My mind sometimes feels like it is full of feathered things, flighty and spry, but fleeting. I try to count and order my ideas like banded songbirds, to hold one at a time in my cupped palm to admire the familiar songs I’ve composed by my living, but they keep fluttering out. Slowly, their curved bones fill with sky, pearly feathers loft on snatches of song from the wild world, and inevitably my ideas always set out for open air beyond my reach. Sure, I’ll catch glimpses of them blinking like epiphany between the shade of trees, and gaze at their silhouettes cutting up the canopy of blue and think them marvelous, as all ideas seem from a distance, but rarely do they stay still enough for me to run a gentle finger down their backs. Only when I feel the downy under feathers settle like a sigh do I know to listen for song. When they sing to me, their songs sound like chiming water, and ring with the strangeness of 10,000 things.
Beauty and joinery, strangeness and song: I would like to stop there. But there is more bird-ness to tell. There are days when the weight of my convictions frightens me, when I suffer in pursuit of the satisfaction of my obsessions, which can never be satisfied. There is only one way I know how to explain it.
Years ago, I was woken up at dawn by throaty thumps at my bedroom window. Pulling back the curtain, I saw a cardinal ramming himself against the glass over and over. He believed his reflection to be an adversary in his territory, a threat to his continued survival. I waved my arms and banged my hands on the glass, but he didn’t seem to see me. With each assault he circled back to gain speed, then dove at his opponent, wings stretched taut to exaggerate his size, talons flared out to rip at his phantom rival. My face pressed close to the glass, he more resembled a dragon than a songbird. After several offensives, he alighted briefly on the low, furred branch of Blue Spruce, which crowded into the corner of the house. Without the ferocity of flight, he looked birdlike and fragile again; his carrot-orange beak slit open with exertion, and his wings sagged and lifted like a bellows as he panted. I thought that might be the end of it, until he lifted into the air again as if pulled up on invisible wire. I ran for the door. In the few moments it had taken me to round the house and arrive at the back-bedroom window, he lay spread eagle on his back in the grass. When I gathered him in both hands his head dangled unnaturally, eyes open and unseeing.
Watching him hurl himself against the glass like an idea gone mad, I thought this is what obsession looks like. I have seen birds attack windows many times since then, and each time I am disturbed at the familiarity of their conviction, the depth of violence they can summon to protect their way of life. It is hard to watch their ancient dinosaur’s eyes believe the slight of a glossy screen, and see an enemy in their own image. But I can’t say that I haven’t been tricked, that I wouldn’t kill to protect my way of life. If my Jay is an emissary, then my Cardinal is a harbinger, showing me with each strike against the glass that desire becomes the one thing that names the other 10,000.

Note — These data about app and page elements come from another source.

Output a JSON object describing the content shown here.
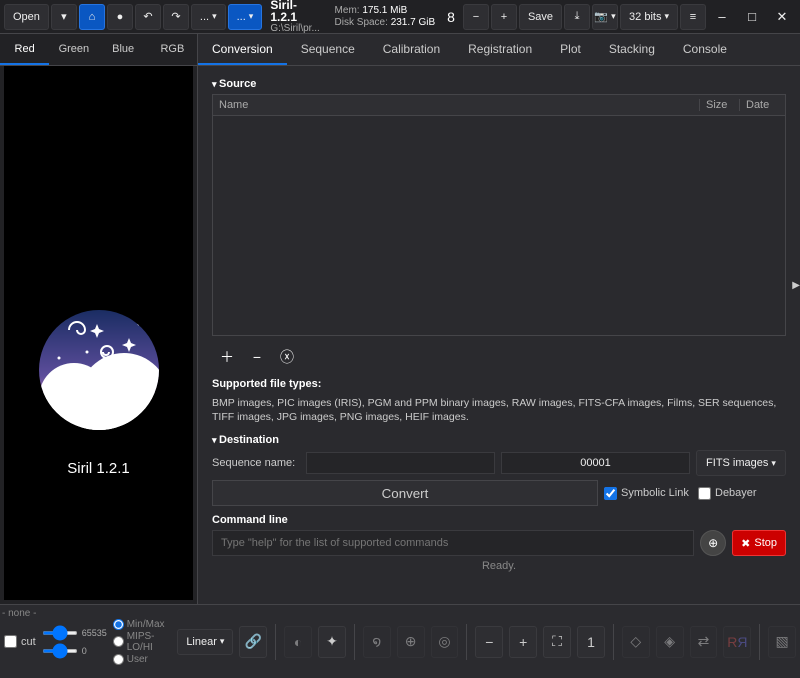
{
  "topbar": {
    "open": "Open",
    "dots": "...",
    "title": "Siril-1.2.1",
    "path": "G:\\Siril\\pr...",
    "mem_label": "Mem:",
    "mem": "175.1 MiB",
    "disk_label": "Disk Space:",
    "disk": "231.7 GiB",
    "threads": "8",
    "save": "Save",
    "bits": "32 bits"
  },
  "lefttabs": [
    "Red",
    "Green",
    "Blue",
    "RGB"
  ],
  "logotext": "Siril 1.2.1",
  "righttabs": [
    "Conversion",
    "Sequence",
    "Calibration",
    "Registration",
    "Plot",
    "Stacking",
    "Console"
  ],
  "source": {
    "head": "Source",
    "cols": {
      "name": "Name",
      "size": "Size",
      "date": "Date"
    }
  },
  "supported_head": "Supported file types:",
  "supported_text": "BMP images, PIC images (IRIS), PGM and PPM binary images, RAW images, FITS-CFA images, Films, SER sequences, TIFF images, JPG images, PNG images, HEIF images.",
  "dest": {
    "head": "Destination",
    "seqlabel": "Sequence name:",
    "seqnum": "00001",
    "format": "FITS images",
    "convert": "Convert",
    "symlink": "Symbolic Link",
    "debayer": "Debayer"
  },
  "cmd": {
    "label": "Command line",
    "placeholder": "Type \"help\" for the list of supported commands",
    "stop": "Stop",
    "ready": "Ready."
  },
  "bottom": {
    "none": "- none -",
    "hi": "65535",
    "lo": "0",
    "cut": "cut",
    "minmax": "Min/Max",
    "mips": "MIPS-LO/HI",
    "user": "User",
    "linear": "Linear",
    "one": "1"
  }
}
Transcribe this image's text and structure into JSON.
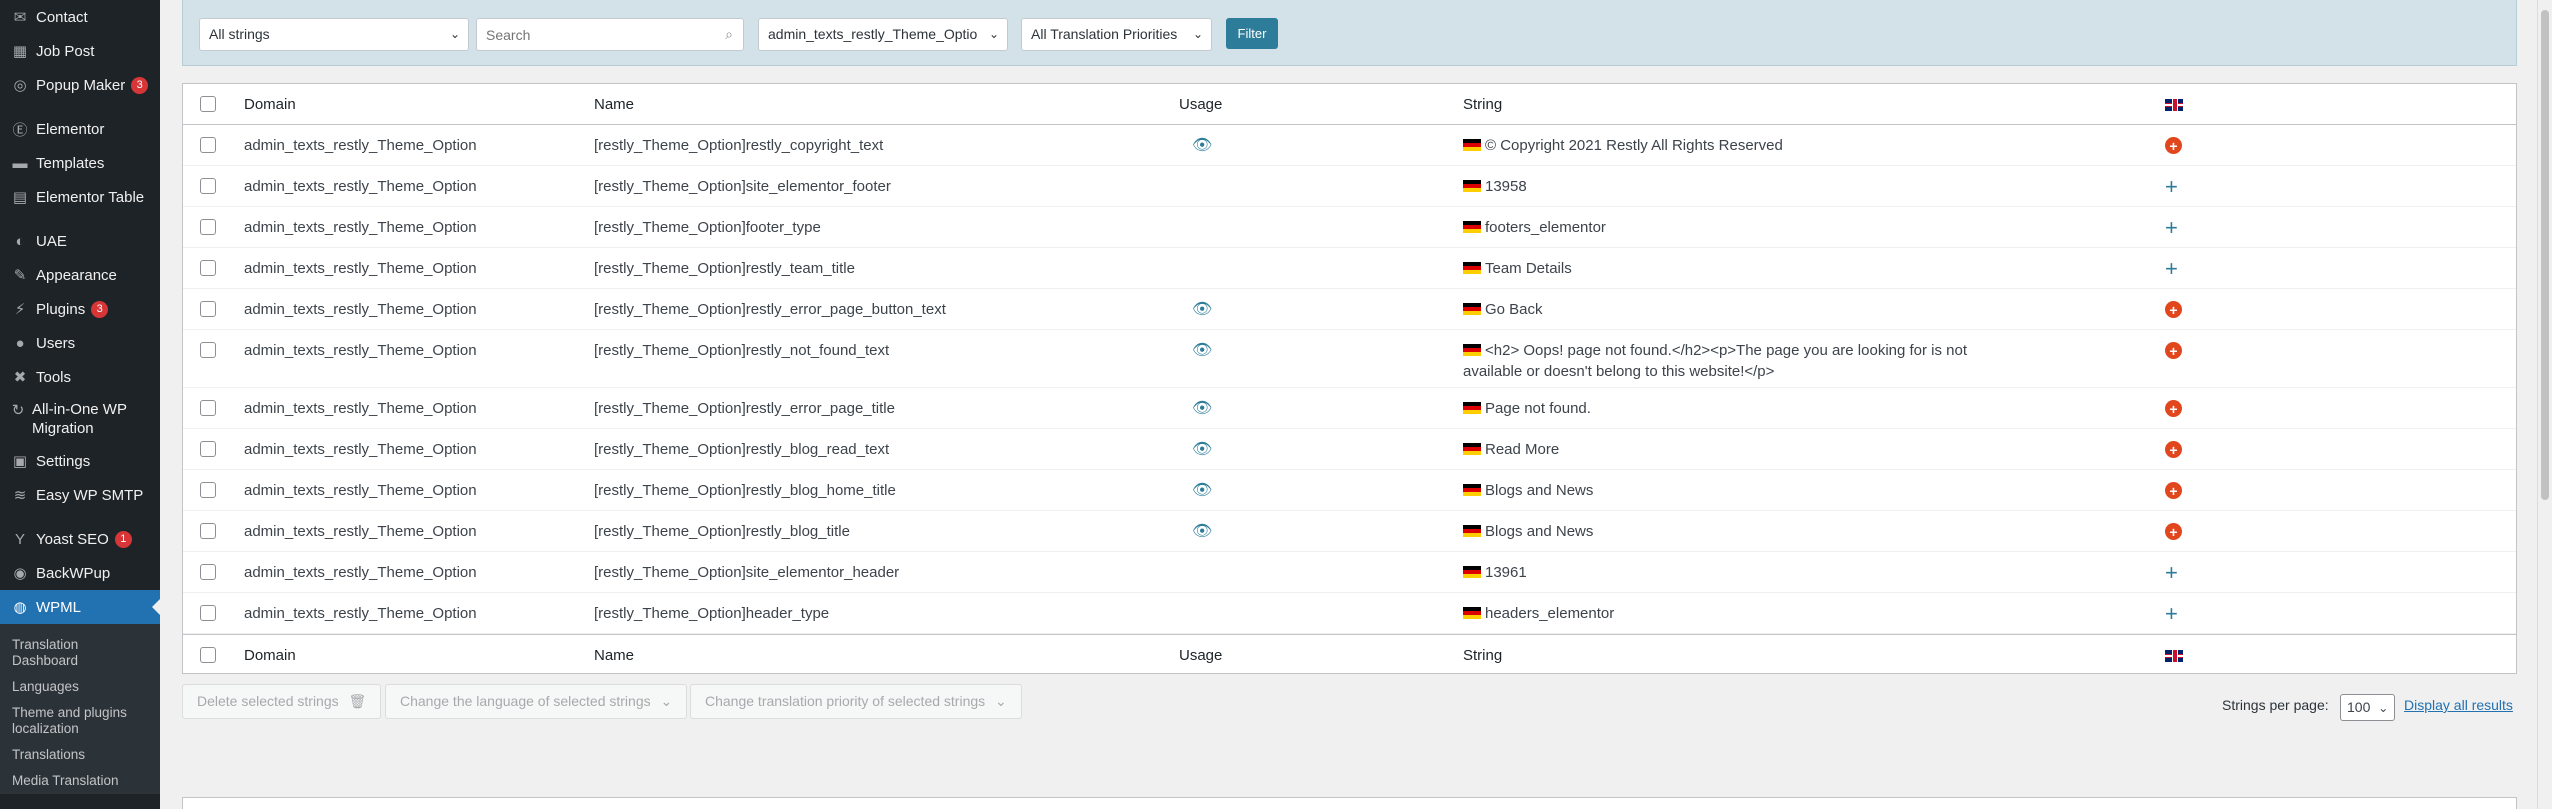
{
  "sidebar": {
    "items": [
      {
        "label": "Contact",
        "icon": "envelope-icon",
        "glyph": "✉"
      },
      {
        "label": "Job Post",
        "icon": "grid-icon",
        "glyph": "▦"
      },
      {
        "label": "Popup Maker",
        "icon": "popup-icon",
        "glyph": "◎",
        "badge": "3"
      },
      {
        "label": "Elementor",
        "icon": "elementor-icon",
        "glyph": "Ⓔ"
      },
      {
        "label": "Templates",
        "icon": "folder-icon",
        "glyph": "▬"
      },
      {
        "label": "Elementor Table",
        "icon": "table-icon",
        "glyph": "▤"
      },
      {
        "label": "UAE",
        "icon": "uae-icon",
        "glyph": "◐"
      },
      {
        "label": "Appearance",
        "icon": "brush-icon",
        "glyph": "✎"
      },
      {
        "label": "Plugins",
        "icon": "plugin-icon",
        "glyph": "⚡",
        "badge": "3"
      },
      {
        "label": "Users",
        "icon": "user-icon",
        "glyph": "●"
      },
      {
        "label": "Tools",
        "icon": "wrench-icon",
        "glyph": "✖"
      },
      {
        "label": "All-in-One WP Migration",
        "icon": "migration-icon",
        "glyph": "↻"
      },
      {
        "label": "Settings",
        "icon": "settings-icon",
        "glyph": "▣"
      },
      {
        "label": "Easy WP SMTP",
        "icon": "smtp-icon",
        "glyph": "≋"
      },
      {
        "label": "Yoast SEO",
        "icon": "yoast-icon",
        "glyph": "Y",
        "badge": "1"
      },
      {
        "label": "BackWPup",
        "icon": "backwpup-icon",
        "glyph": "◉"
      },
      {
        "label": "WPML",
        "icon": "wpml-icon",
        "glyph": "◍",
        "active": true
      }
    ],
    "submenu": [
      "Translation Dashboard",
      "Languages",
      "Theme and plugins localization",
      "Translations",
      "Media Translation"
    ]
  },
  "filters": {
    "strings_select": "All strings",
    "search_placeholder": "Search",
    "domain_select": "admin_texts_restly_Theme_Optio",
    "priority_select": "All Translation Priorities",
    "filter_button": "Filter"
  },
  "table": {
    "headers": {
      "domain": "Domain",
      "name": "Name",
      "usage": "Usage",
      "string": "String"
    },
    "rows": [
      {
        "domain": "admin_texts_restly_Theme_Option",
        "name": "[restly_Theme_Option]restly_copyright_text",
        "usage": true,
        "string": "© Copyright 2021 Restly All Rights Reserved",
        "action": "add"
      },
      {
        "domain": "admin_texts_restly_Theme_Option",
        "name": "[restly_Theme_Option]site_elementor_footer",
        "usage": false,
        "string": "13958",
        "action": "plus"
      },
      {
        "domain": "admin_texts_restly_Theme_Option",
        "name": "[restly_Theme_Option]footer_type",
        "usage": false,
        "string": "footers_elementor",
        "action": "plus"
      },
      {
        "domain": "admin_texts_restly_Theme_Option",
        "name": "[restly_Theme_Option]restly_team_title",
        "usage": false,
        "string": "Team Details",
        "action": "plus"
      },
      {
        "domain": "admin_texts_restly_Theme_Option",
        "name": "[restly_Theme_Option]restly_error_page_button_text",
        "usage": true,
        "string": "Go Back",
        "action": "add"
      },
      {
        "domain": "admin_texts_restly_Theme_Option",
        "name": "[restly_Theme_Option]restly_not_found_text",
        "usage": true,
        "string": "<h2> Oops! page not found.</h2><p>The page you are looking for is not available or doesn't belong to this website!</p>",
        "action": "add"
      },
      {
        "domain": "admin_texts_restly_Theme_Option",
        "name": "[restly_Theme_Option]restly_error_page_title",
        "usage": true,
        "string": "Page not found.",
        "action": "add"
      },
      {
        "domain": "admin_texts_restly_Theme_Option",
        "name": "[restly_Theme_Option]restly_blog_read_text",
        "usage": true,
        "string": "Read More",
        "action": "add"
      },
      {
        "domain": "admin_texts_restly_Theme_Option",
        "name": "[restly_Theme_Option]restly_blog_home_title",
        "usage": true,
        "string": "Blogs and News",
        "action": "add"
      },
      {
        "domain": "admin_texts_restly_Theme_Option",
        "name": "[restly_Theme_Option]restly_blog_title",
        "usage": true,
        "string": "Blogs and News",
        "action": "add"
      },
      {
        "domain": "admin_texts_restly_Theme_Option",
        "name": "[restly_Theme_Option]site_elementor_header",
        "usage": false,
        "string": "13961",
        "action": "plus"
      },
      {
        "domain": "admin_texts_restly_Theme_Option",
        "name": "[restly_Theme_Option]header_type",
        "usage": false,
        "string": "headers_elementor",
        "action": "plus"
      }
    ]
  },
  "bulk": {
    "delete": "Delete selected strings",
    "change_language": "Change the language of selected strings",
    "change_priority": "Change translation priority of selected strings"
  },
  "pagination": {
    "per_page_label": "Strings per page:",
    "per_page_value": "100",
    "display_all": "Display all results"
  }
}
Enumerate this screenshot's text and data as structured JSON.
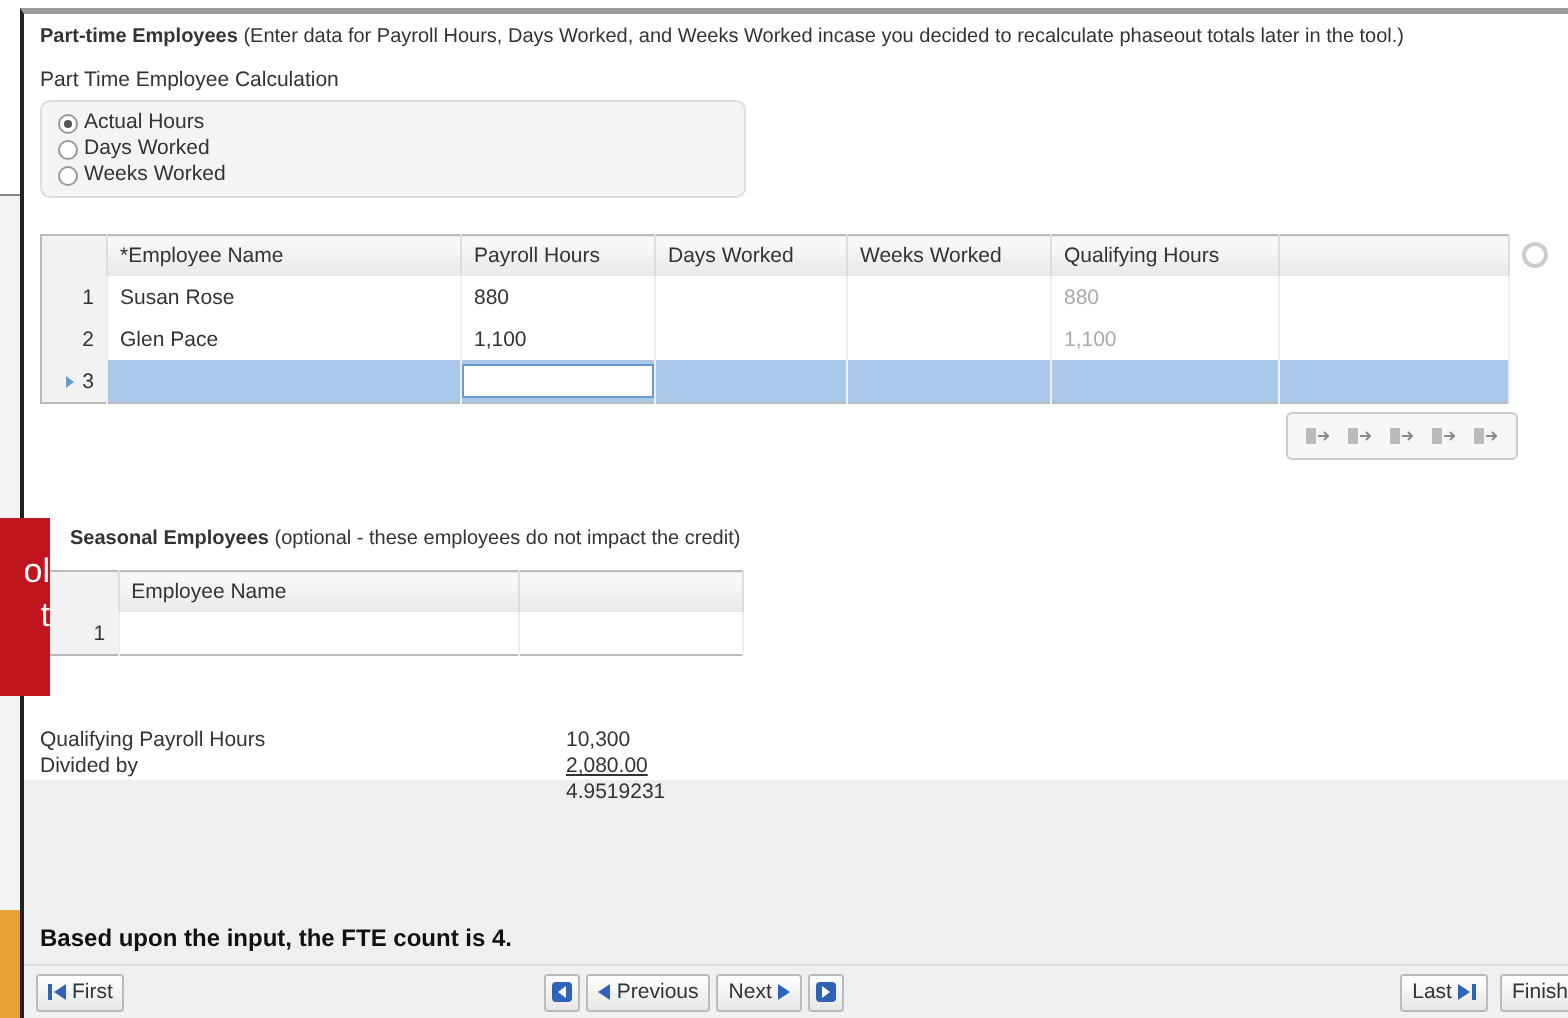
{
  "part_time": {
    "title": "Part-time Employees",
    "note": "(Enter data for Payroll Hours, Days Worked, and Weeks Worked incase you decided to recalculate phaseout totals later in the tool.)",
    "calc_label": "Part Time Employee Calculation",
    "options": [
      {
        "label": "Actual Hours",
        "selected": true
      },
      {
        "label": "Days Worked",
        "selected": false
      },
      {
        "label": "Weeks Worked",
        "selected": false
      }
    ],
    "table": {
      "columns": [
        "*Employee Name",
        "Payroll Hours",
        "Days Worked",
        "Weeks Worked",
        "Qualifying Hours"
      ],
      "rows": [
        {
          "num": "1",
          "cells": [
            "Susan Rose",
            "880",
            "",
            "",
            "880"
          ],
          "selected": false
        },
        {
          "num": "2",
          "cells": [
            "Glen Pace",
            "1,100",
            "",
            "",
            "1,100"
          ],
          "selected": false
        },
        {
          "num": "3",
          "cells": [
            "",
            "",
            "",
            "",
            ""
          ],
          "selected": true
        }
      ]
    }
  },
  "callout": {
    "lines": [
      "ol",
      "t"
    ]
  },
  "seasonal": {
    "title": "Seasonal Employees",
    "note": "(optional - these employees do not impact the credit)",
    "table": {
      "columns": [
        "Employee Name"
      ],
      "rows": [
        {
          "num": "1"
        }
      ]
    }
  },
  "summary": {
    "rows": [
      {
        "label": "Qualifying Payroll Hours",
        "value": "10,300"
      },
      {
        "label": "Divided by",
        "value": "2,080.00"
      }
    ],
    "result": "4.9519231"
  },
  "fte_text": "Based upon the input, the FTE count is 4.",
  "nav": {
    "first": "First",
    "previous": "Previous",
    "next": "Next",
    "last": "Last",
    "finish": "Finish"
  }
}
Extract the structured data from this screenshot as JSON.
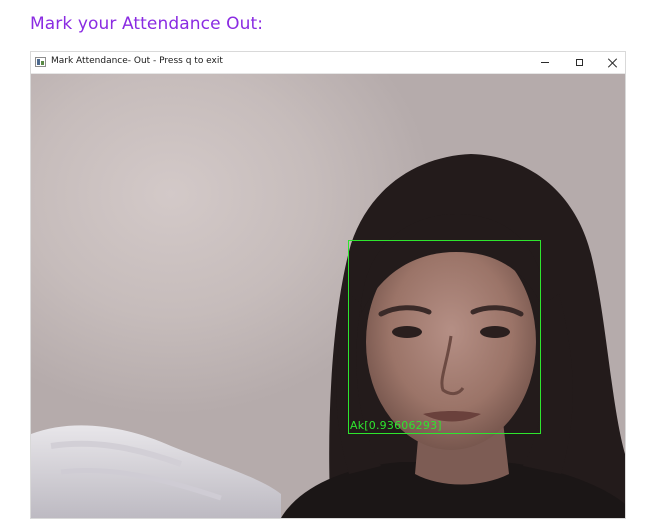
{
  "page": {
    "heading": "Mark your Attendance Out:"
  },
  "window": {
    "title": "Mark Attendance- Out - Press q to exit",
    "icon": "app-window-icon",
    "controls": {
      "minimize_icon": "minimize-icon",
      "maximize_icon": "maximize-icon",
      "close_icon": "close-icon"
    }
  },
  "detection": {
    "label": "Ak[0.93606293]",
    "box_color": "#2ee52e"
  },
  "colors": {
    "heading": "#8a2be2",
    "detection": "#2ee52e"
  }
}
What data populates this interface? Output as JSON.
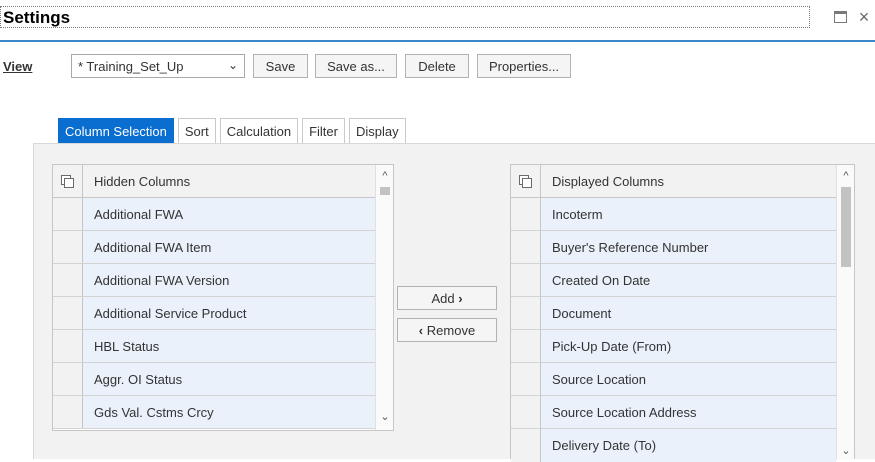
{
  "dialog": {
    "title": "Settings"
  },
  "toolbar": {
    "view_label": "View",
    "view_select_value": "* Training_Set_Up",
    "save_label": "Save",
    "save_as_label": "Save as...",
    "delete_label": "Delete",
    "properties_label": "Properties..."
  },
  "tabs": [
    {
      "label": "Column Selection",
      "active": true
    },
    {
      "label": "Sort",
      "active": false
    },
    {
      "label": "Calculation",
      "active": false
    },
    {
      "label": "Filter",
      "active": false
    },
    {
      "label": "Display",
      "active": false
    }
  ],
  "hidden_columns": {
    "header": "Hidden Columns",
    "rows": [
      "Additional FWA",
      "Additional FWA Item",
      "Additional FWA Version",
      "Additional Service Product",
      "HBL Status",
      "Aggr. OI Status",
      "Gds Val. Cstms Crcy"
    ]
  },
  "displayed_columns": {
    "header": "Displayed Columns",
    "rows": [
      "Incoterm",
      "Buyer's Reference Number",
      "Created On Date",
      "Document",
      "Pick-Up Date (From)",
      "Source Location",
      "Source Location Address",
      "Delivery Date (To)"
    ]
  },
  "actions": {
    "add_label": "Add",
    "add_arrow": "›",
    "remove_label": "Remove",
    "remove_arrow": "‹"
  },
  "icons": {
    "maximize": "maximize-icon",
    "close": "×",
    "chevron_down": "⌄",
    "scroll_up": "^",
    "scroll_down": "⌄"
  },
  "colors": {
    "accent": "#0a6ed1",
    "title_underline": "#3b86c6",
    "row_background": "#eaf1fb"
  }
}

Rebecca Young’s essays have appeared or are forthcoming in Alpinist Magazine, Animal Literary Magazine, Maine Review, and others, and her work has been generously supported by the Jentel Foundation Artist Residency. She earned her MFA at Vermont College of Fine Arts in 2019. She lives in the tiny mountain town of Leadville, Colorado, where she enjoys hiking, skiing, rock climbing, and mountaineering. To learn more about Rebecca’s work, please visit rebeccayoungwriter.com.